Wednesday, Professor Jed Shugerman will be debating the impeachment of Donald Trump from noon to 12:45 pm (Shugerblog).



Glenn Simpson, co-founder of a firm behind the controversial opposition research dossier on President Trump, spoke to the Senate Judiciary Committee behind closed doors (The Hill).

Daily Update | December 23, 2019

12/23/19  //  Daily Update

Speaker of the House Nancy Pelosi and Senate Majority Leader Mitch McConnell seek to leverage uncertainties in the rules for impeachment to their advantage. White House officials indicated that President Trump threatened to veto a recent spending bill if it included language requiring release of military aid to Ukraine early next year. The DHS OIG said that it found “no misconduct” by department officials in the deaths of two migrant children who died in Border Patrol custody last year. And the FISA court ordered the Justice Department to review all cases that former FBI official Kevin Clinesmith worked on.

Emily Morrow

Harvard Law School

Daily Update | December 20, 2019

12/20/19  //  Daily Update

Speaker Nancy Pelosi indicated the House will be “ready” to move forward with the next steps once the Senate has agreed on ground rules, but the House may withhold from sending the articles to the Senate until after the new year.
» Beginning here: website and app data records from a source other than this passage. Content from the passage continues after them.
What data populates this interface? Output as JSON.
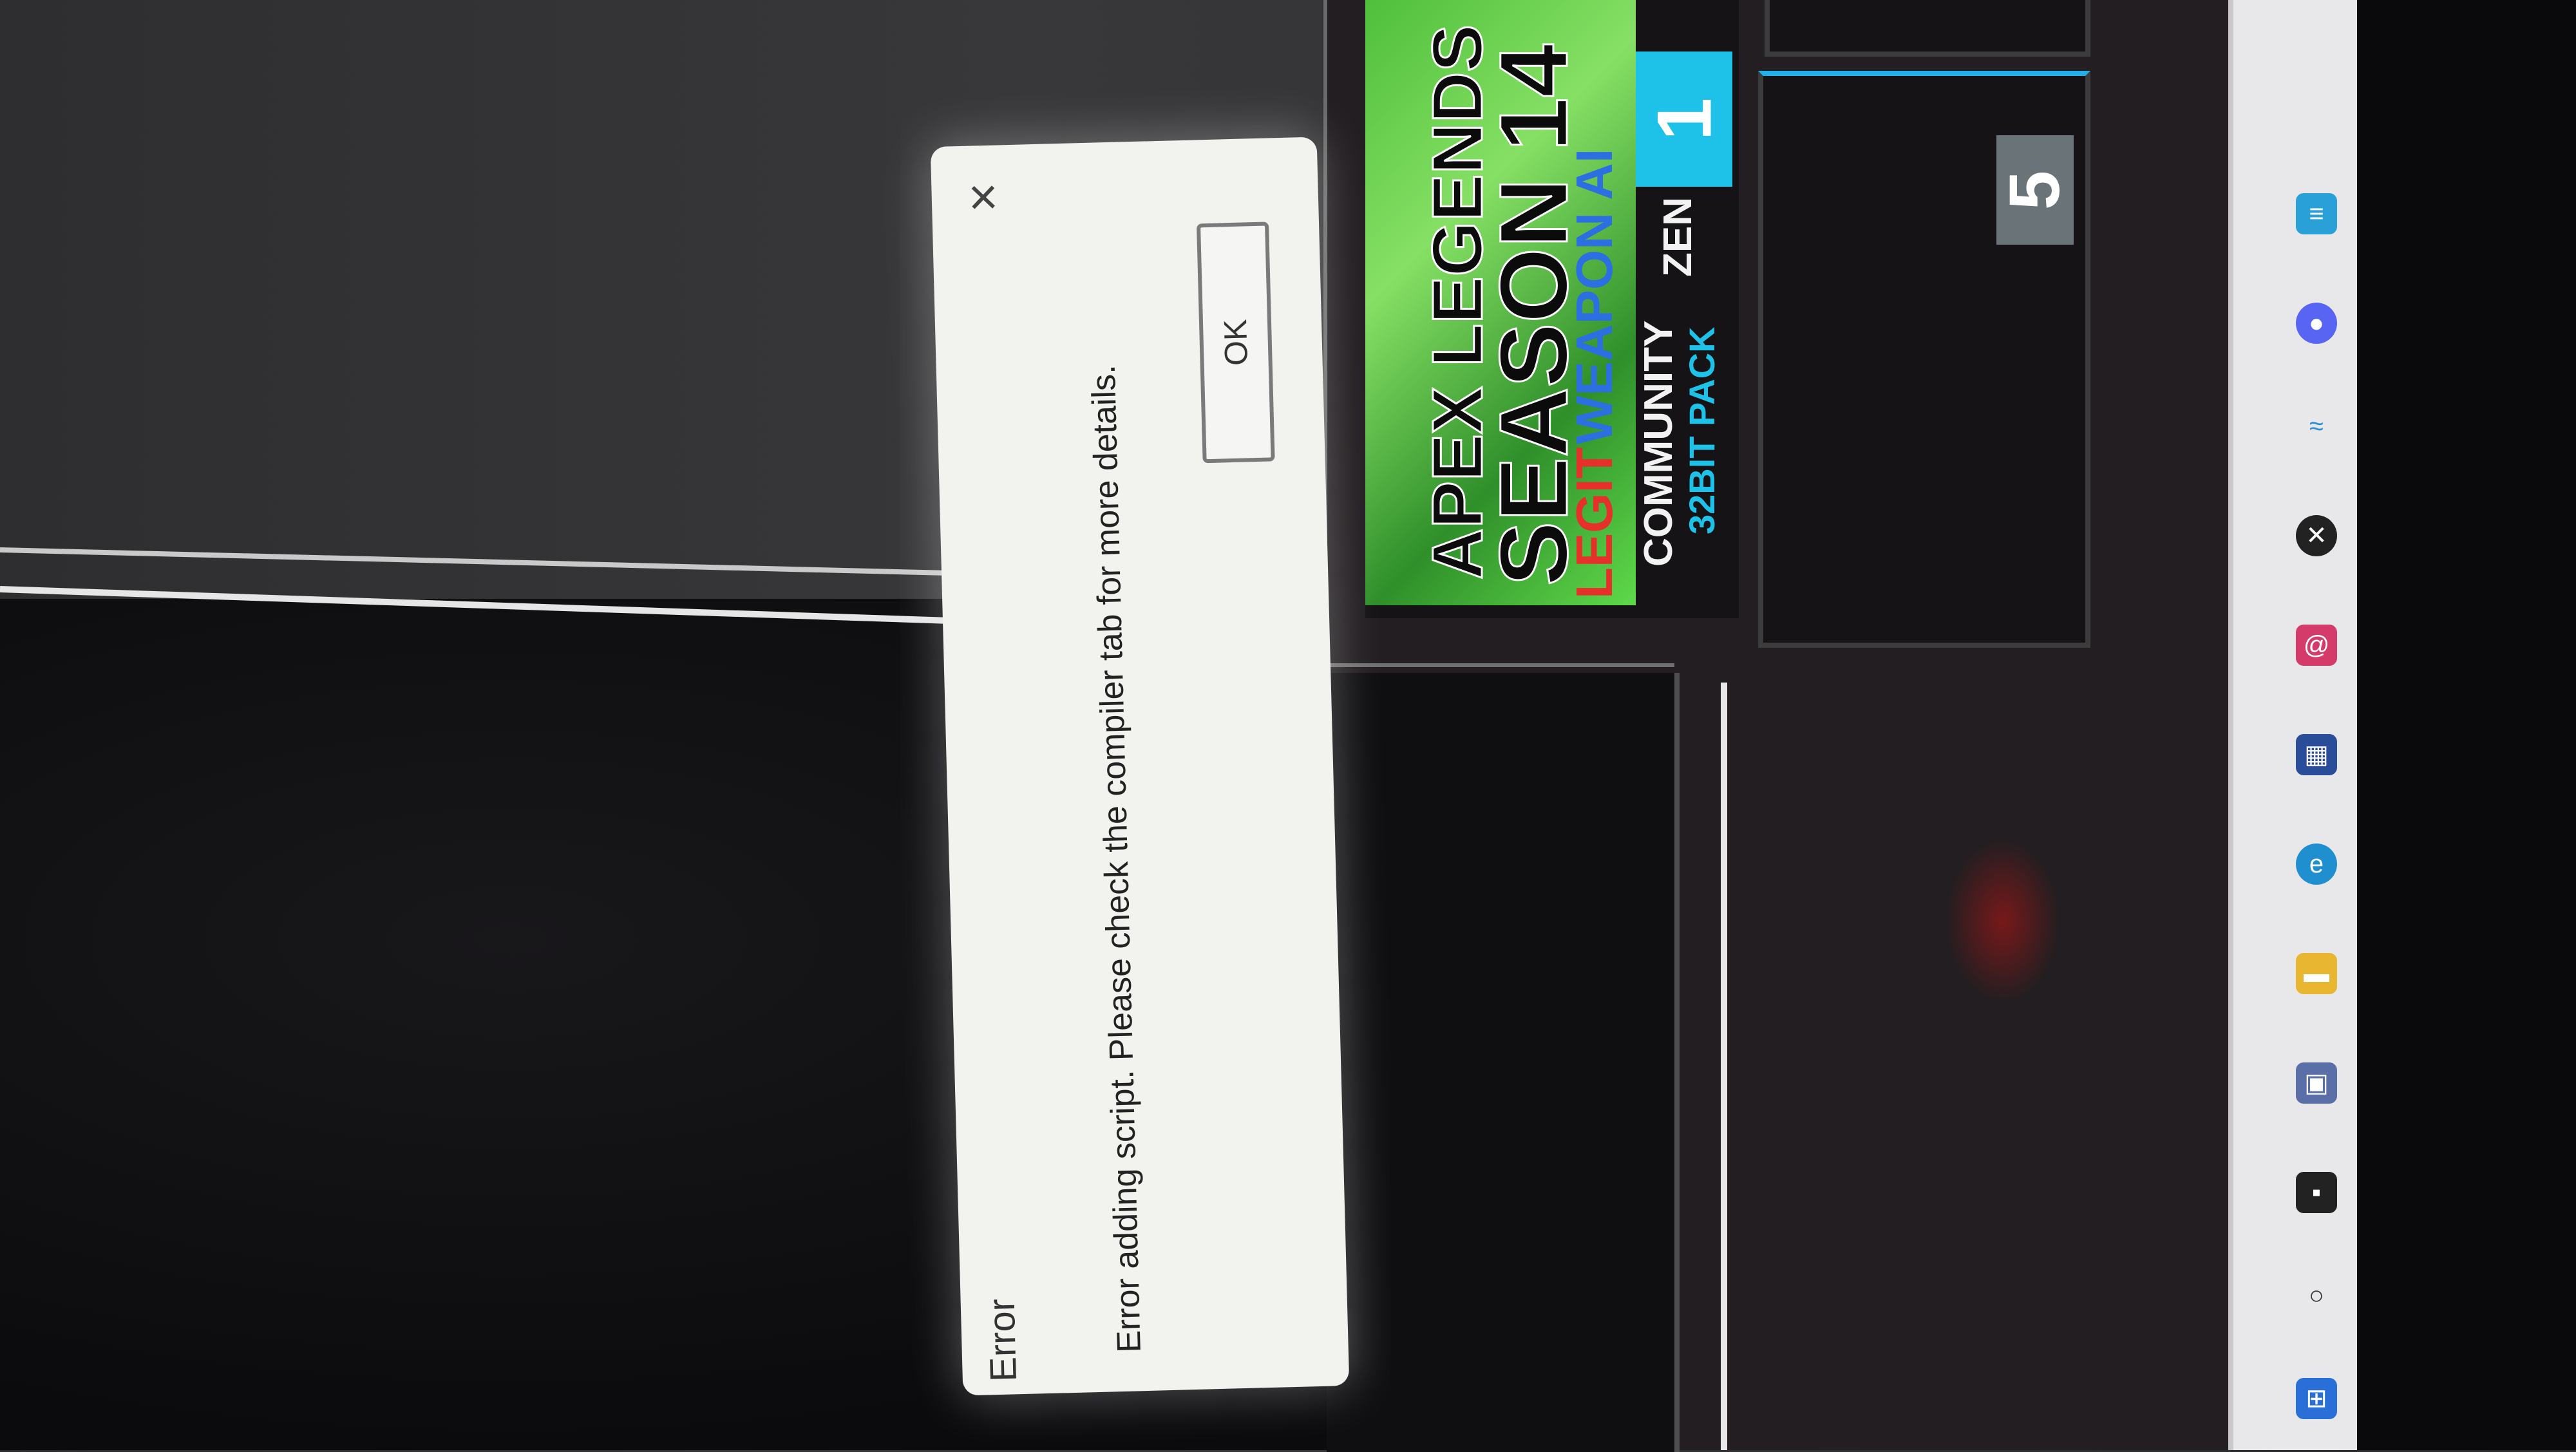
{
  "dialog": {
    "title": "Error",
    "message": "Error adding script. Please check the compiler tab for more details.",
    "ok_label": "OK",
    "close_symbol": "×"
  },
  "slots": [
    {
      "number": "1",
      "art_lines": [
        "APEX LEGENDS",
        "SEASON 14",
        "LEGIT WEAPON AI"
      ],
      "art_legit": "LEGIT",
      "art_weapon": "WEAPON AI",
      "footer_left": "COMMUNITY",
      "footer_right": "ZEN",
      "footer_sub": "32BIT PACK"
    },
    {
      "number": "5"
    }
  ],
  "taskbar_icons": [
    "windows-start-icon",
    "search-icon",
    "task-view-icon",
    "file-explorer-icon",
    "folder-icon",
    "edge-icon",
    "store-icon",
    "mail-icon",
    "xbox-icon",
    "app-icon",
    "discord-icon",
    "notepad-icon"
  ],
  "colors": {
    "accent_cyan": "#1ec1e8",
    "art_green": "#5fd94a",
    "legit_red": "#e5312a",
    "weapon_blue": "#2c6fe0"
  }
}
Commentary continues about the Fifth Circuit's mixed decision on the status of the ACA.

Emily Morrow

Harvard Law School

Daily Update | December 19, 2019

12/19/19  //  Daily Update

The House of Representatives voted to impeach President Trump. Some Democrats urge House leaders to withhold the articles to delay a trial in the Senate. Meanwhile, the Fifth Circuit issues an inconclusive decision about the future of the ACA, and DHS and DOJ proposed a new rulemaking to amend the list of crimes that bar relief for asylum seekers.

Emily Morrow

Harvard Law School